But he does remember the time when, languishing at the foot of the League One table after August’s defeat by Millwall, coaching staff risked life and limb to help inspire the remarkable upturn in fortune which eight months later delivered the title to Bramall Lane.
“I looked at it after Millwall away and thought ‘if we win 30 games that takes us to this many points’,” Wilder, whose side will reach 100 if they beat Chesterfield tomorrow, joked. “One of the things that has been missed, though, is when I took my life into my hands trying to drag £100 worth of beer onto the team bus in Bermondsey wearing my Sheffield United tracksuit. I was looking out for the locals but, then again, they were probably happy because their lads had just done us in.”
Wilder’s description of his mad dash through the mean streets of London was among the highlights of what proved a light-hearted pre-match media conference at the Steelphalt Academy yesterday. Tactics were discussed and potential transfer targets probed but, for the most part, the 49-year-old spent an hour eulogising about United’s achievements this term.
Wilder’s mood did sour, though, when conversation turned to the situation he inherited after being appointed manager in May. Then, only weeks after limping to an 11th placed finish under his predecessor Nigel Adkins, the lifelong United supporter walked into a club disillusioned, dispirited and, he admitted, approaching a major crossroads.
“They’re a brave group of players,” Wilder said. “At the start, they were under pressure.

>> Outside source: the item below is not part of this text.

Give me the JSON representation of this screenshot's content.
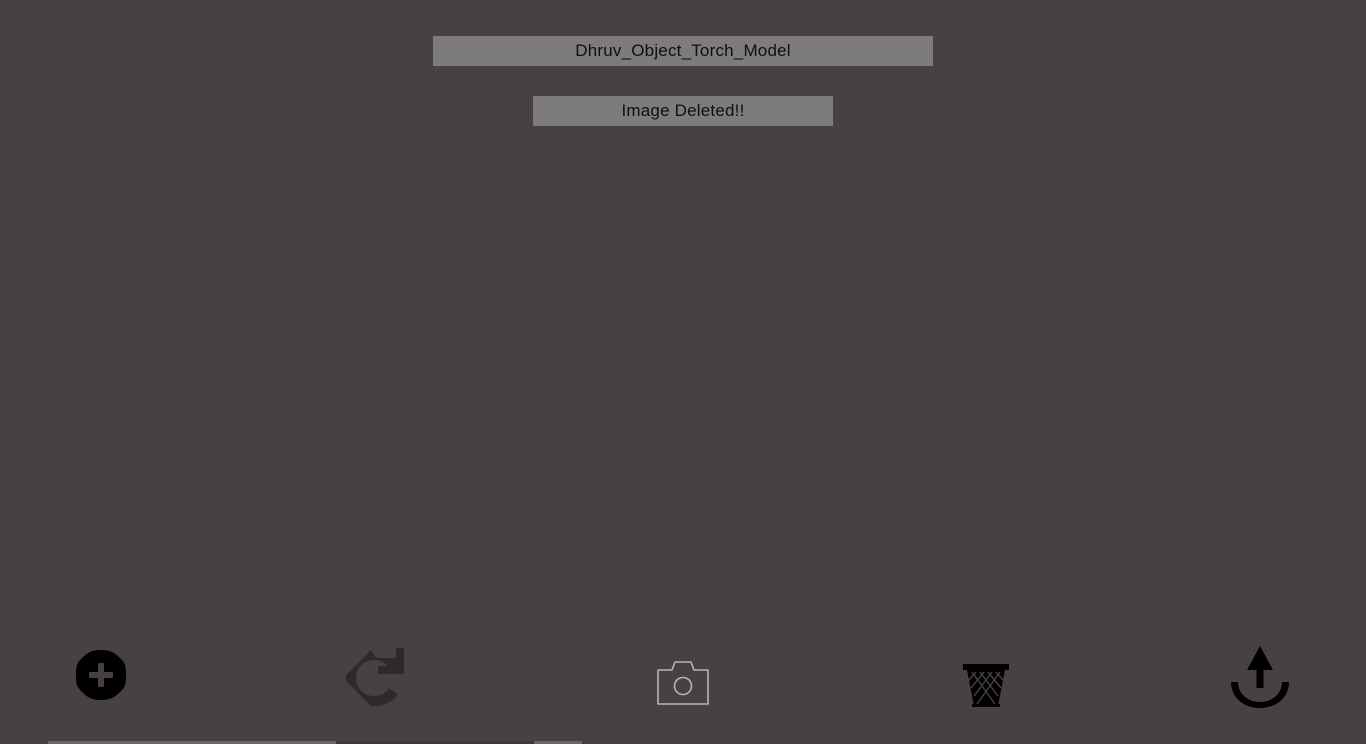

I think this club was at a tipping point. I was sat having beer with John Garrett in the The Lescar and I’ve never seen him, who has passionately watched supported and worked for this football club, so down. I had to take his belt off him and his laces out of his shoes. Like a lot of people, he was very down about what was happening to this football club. And then we had that start.”
Wilder, of course, is referring to the run of three defeats and a draw which left United propping-up the rest of the division after four games. Twenty-nine wins and eighty-nine goals later, they enter the final match of their season 14 points clear of their nearest rivals Bolton Wanderers.
“It’s been littered with big moments,” Wilder said. “Willo’s (James Wilson) goal to get the first win against Oxford, Sharpy’s (Billy Sharp) penalty down at Gillingham and then on from there. But these lads have never hid. Even when it was tough which, probably, is when you realised they’ve got something about them.”